Riverside County Fair & National Date Festival has a reported annual economic impact of $36 million to the local economy
RIVERSIDE COUNTY —The Riverside County budget for the fiscal year starting July 1 includes $500,000 to bring back and start planning the 2022 Riverside County Fair & National Date Festival, one of the region’s longest-running traditions. It was canceled for 2021 due to the coronavirus pandemic.
The fair’s venue, the 120-acre Riverside County Fairgrounds in Indio, canceled all scheduled events since mid-March. At one point, the fairgrounds were set up for use as a field hospital as well as a COVID-19 testing site.
The cancellation is more than a loss of fair food, thrill rides, and entertainment. It’s a loss of revenue and jobs.
The festival has a reported annual economic impact of $36 million to the local economy, according to a county spokesperson. It hires 100 seasonal employees and books 200 vendors and 65 food concessions.
More than 253,000 guests visited the 2020 festival. Attendance can be as high as 300,000 during winters with good weather.
The event annually brings a week and a half of midway rides, farm animals, greasy and sticky fair foods, monster trucks, pop and country stars, Norteño groups and other regional Mexican music acts and other live entertainment to downtown Indio. It has retained some of the Arabian Nights theme it had in its early years, when it was launched to promote the Coachella Valley’s date crop. Its signature beverage is the date milkshake.

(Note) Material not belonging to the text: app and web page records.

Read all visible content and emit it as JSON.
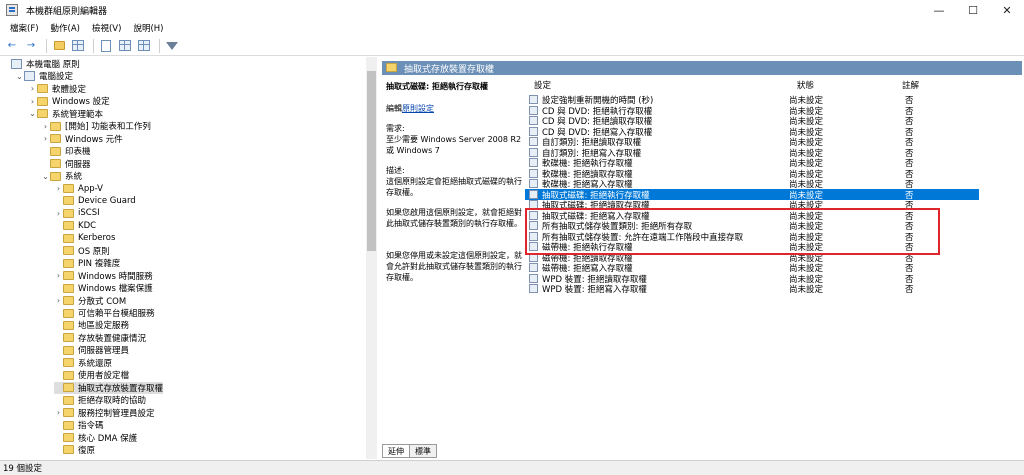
{
  "window": {
    "title": "本機群組原則編輯器",
    "min": "—",
    "max": "☐",
    "close": "✕"
  },
  "menu": [
    "檔案(F)",
    "動作(A)",
    "檢視(V)",
    "說明(H)"
  ],
  "toolbar": {
    "back": "←",
    "forward": "→"
  },
  "tree": [
    {
      "label": "本機電腦 原則",
      "level": 0,
      "exp": "",
      "icon": "gpo"
    },
    {
      "label": "電腦設定",
      "level": 1,
      "exp": "⌄",
      "icon": "gpo"
    },
    {
      "label": "軟體設定",
      "level": 2,
      "exp": "›",
      "icon": "folder"
    },
    {
      "label": "Windows 設定",
      "level": 2,
      "exp": "›",
      "icon": "folder"
    },
    {
      "label": "系統管理範本",
      "level": 2,
      "exp": "⌄",
      "icon": "folder"
    },
    {
      "label": "[開始] 功能表和工作列",
      "level": 3,
      "exp": "›",
      "icon": "folder"
    },
    {
      "label": "Windows 元件",
      "level": 3,
      "exp": "›",
      "icon": "folder"
    },
    {
      "label": "印表機",
      "level": 3,
      "exp": "",
      "icon": "folder"
    },
    {
      "label": "伺服器",
      "level": 3,
      "exp": "",
      "icon": "folder"
    },
    {
      "label": "系統",
      "level": 3,
      "exp": "⌄",
      "icon": "folder"
    },
    {
      "label": "App-V",
      "level": 4,
      "exp": "›",
      "icon": "folder"
    },
    {
      "label": "Device Guard",
      "level": 4,
      "exp": "",
      "icon": "folder"
    },
    {
      "label": "iSCSI",
      "level": 4,
      "exp": "›",
      "icon": "folder"
    },
    {
      "label": "KDC",
      "level": 4,
      "exp": "",
      "icon": "folder"
    },
    {
      "label": "Kerberos",
      "level": 4,
      "exp": "",
      "icon": "folder"
    },
    {
      "label": "OS 原則",
      "level": 4,
      "exp": "",
      "icon": "folder"
    },
    {
      "label": "PIN 複雜度",
      "level": 4,
      "exp": "",
      "icon": "folder"
    },
    {
      "label": "Windows 時間服務",
      "level": 4,
      "exp": "›",
      "icon": "folder"
    },
    {
      "label": "Windows 檔案保護",
      "level": 4,
      "exp": "",
      "icon": "folder"
    },
    {
      "label": "分散式 COM",
      "level": 4,
      "exp": "›",
      "icon": "folder"
    },
    {
      "label": "可信賴平台模組服務",
      "level": 4,
      "exp": "",
      "icon": "folder"
    },
    {
      "label": "地區設定服務",
      "level": 4,
      "exp": "",
      "icon": "folder"
    },
    {
      "label": "存放裝置健康情況",
      "level": 4,
      "exp": "",
      "icon": "folder"
    },
    {
      "label": "伺服器管理員",
      "level": 4,
      "exp": "",
      "icon": "folder"
    },
    {
      "label": "系統還原",
      "level": 4,
      "exp": "",
      "icon": "folder"
    },
    {
      "label": "使用者設定檔",
      "level": 4,
      "exp": "",
      "icon": "folder"
    },
    {
      "label": "抽取式存放裝置存取權",
      "level": 4,
      "exp": "",
      "icon": "folder",
      "selected": true
    },
    {
      "label": "拒絕存取時的協助",
      "level": 4,
      "exp": "",
      "icon": "folder"
    },
    {
      "label": "服務控制管理員設定",
      "level": 4,
      "exp": "›",
      "icon": "folder"
    },
    {
      "label": "指令碼",
      "level": 4,
      "exp": "",
      "icon": "folder"
    },
    {
      "label": "核心 DMA 保護",
      "level": 4,
      "exp": "",
      "icon": "folder"
    },
    {
      "label": "復原",
      "level": 4,
      "exp": "",
      "icon": "folder"
    }
  ],
  "right": {
    "header": "抽取式存放裝置存取權",
    "policy_title": "抽取式磁碟: 拒絕執行存取權",
    "edit_prefix": "編輯",
    "edit_link": "原則設定",
    "req_label": "需求:",
    "req_text": "至少需要 Windows Server 2008 R2 或 Windows 7",
    "desc_label": "描述:",
    "desc_text": "這個原則設定會拒絕抽取式磁碟的執行存取權。",
    "enable_text": "如果您啟用這個原則設定，就會拒絕對此抽取式儲存裝置類別的執行存取權。",
    "disable_text": "如果您停用或未設定這個原則設定，就會允許對此抽取式儲存裝置類別的執行存取權。",
    "columns": {
      "setting": "設定",
      "state": "狀態",
      "comment": "註解"
    },
    "rows": [
      {
        "name": "設定強制重新開機的時間 (秒)",
        "state": "尚未設定",
        "comment": "否"
      },
      {
        "name": "CD 與 DVD: 拒絕執行存取權",
        "state": "尚未設定",
        "comment": "否"
      },
      {
        "name": "CD 與 DVD: 拒絕讀取存取權",
        "state": "尚未設定",
        "comment": "否"
      },
      {
        "name": "CD 與 DVD: 拒絕寫入存取權",
        "state": "尚未設定",
        "comment": "否"
      },
      {
        "name": "自訂類別: 拒絕讀取存取權",
        "state": "尚未設定",
        "comment": "否"
      },
      {
        "name": "自訂類別: 拒絕寫入存取權",
        "state": "尚未設定",
        "comment": "否"
      },
      {
        "name": "軟碟機: 拒絕執行存取權",
        "state": "尚未設定",
        "comment": "否"
      },
      {
        "name": "軟碟機: 拒絕讀取存取權",
        "state": "尚未設定",
        "comment": "否"
      },
      {
        "name": "軟碟機: 拒絕寫入存取權",
        "state": "尚未設定",
        "comment": "否"
      },
      {
        "name": "抽取式磁碟: 拒絕執行存取權",
        "state": "尚未設定",
        "comment": "否",
        "selected": true
      },
      {
        "name": "抽取式磁碟: 拒絕讀取存取權",
        "state": "尚未設定",
        "comment": "否"
      },
      {
        "name": "抽取式磁碟: 拒絕寫入存取權",
        "state": "尚未設定",
        "comment": "否"
      },
      {
        "name": "所有抽取式儲存裝置類別: 拒絕所有存取",
        "state": "尚未設定",
        "comment": "否"
      },
      {
        "name": "所有抽取式儲存裝置: 允許在遠端工作階段中直接存取",
        "state": "尚未設定",
        "comment": "否"
      },
      {
        "name": "磁帶機: 拒絕執行存取權",
        "state": "尚未設定",
        "comment": "否"
      },
      {
        "name": "磁帶機: 拒絕讀取存取權",
        "state": "尚未設定",
        "comment": "否"
      },
      {
        "name": "磁帶機: 拒絕寫入存取權",
        "state": "尚未設定",
        "comment": "否"
      },
      {
        "name": "WPD 裝置: 拒絕讀取存取權",
        "state": "尚未設定",
        "comment": "否"
      },
      {
        "name": "WPD 裝置: 拒絕寫入存取權",
        "state": "尚未設定",
        "comment": "否"
      }
    ]
  },
  "tabs": [
    "延伸",
    "標準"
  ],
  "status": "19 個設定"
}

The first festival took place in 1921, but it hasn’t happened every year. The event moved to its current site on Highway 111, now called the Riverside County Fairgrounds, in 1940, but World War II shut down the event in 1942.
The most recent fair was called the 74th annual Date Festival. It ran Feb. 14-23, 2020 and closed two weeks before the Coachella Valley Music & Arts Festival announced it would postpone its 2020 dates as California began to assess the potential impact of the pandemic.
The Fair & Date Festival wasn’t the only item on Perez’s budget wish list, He also requested money to keep the Blythe animal shelter open, $1 million for mobile home relocation and funding for key investments into homelessness, behavioral health and fire service.
The Riverside County budget for Fiscal Year 2021-2022 was approved Tuesday, on the second day of budget hearings.
“This is a budget that shows our commitment to our values and makes real investments in our future and will have a real return for our residents and communities,” Supervisor Perez said in a prepared statement. “Funding in the budget will help us address the most critical needs in the Fourth District and the County of Riverside, including homelessness and housing, and I am especially proud this will help residents in dilapidated mobile home parks that lack infrastructure and clean drinking water and keep the animal shelter in Blythe open. I was very happy to gain the support of my colleagues and county staff and thank them for their support of these crucial needs in the Fourth District and the County of Riverside.”
The county budget for Fiscal Year 2021-2022 sets funding for county government operations over the next year, with funding for public safety, social services, public works projects, community services and health care. These county programs and services keep communities safe, support families and improve the quality of life for residents.
Supervisor Perez says he was successful in advocating for his colleagues to support additional funding for the following needs:
- $360,000 to the Riverside County Department of Animal Services to keep the Blythe Animal Shelter open for the next fiscal year;
- $1 million to develop a program with the county housing department to relocate residents from dilapidated mobile home parks in the eastern Coachella Valley into safer living conditions;
- $3.5 million for an integrated data system to address homelessness and social services;
- $1 million for the Behavioral Health Recovery Village;
- $2.5 million to increase the surge capacity of the fire department;
- $5.5 million for deputy patrol in the unincorporated communities.
This year, $5 million was set aside for the county’s Unincorporated Communities Initiative to prioritize projects in the county’s unincorporated communities. The mobile home program will be funded as an allocation from the Unincorporated Communities Initiative.
The County budget includes $6.9 billion in spending, up from $6.5 billion this fiscal year.
The board is expected to vote on formal adoption of the budget during its June 29 meeting. The board must pass a new budget by June 30.
The budget can be found by clicking here.
- Supervisor V. Manuel Perez: Supervisor V. Manuel Perez
- Riverside County Fair and Date Festival: Riverside County Fair and Date Festival Facebook page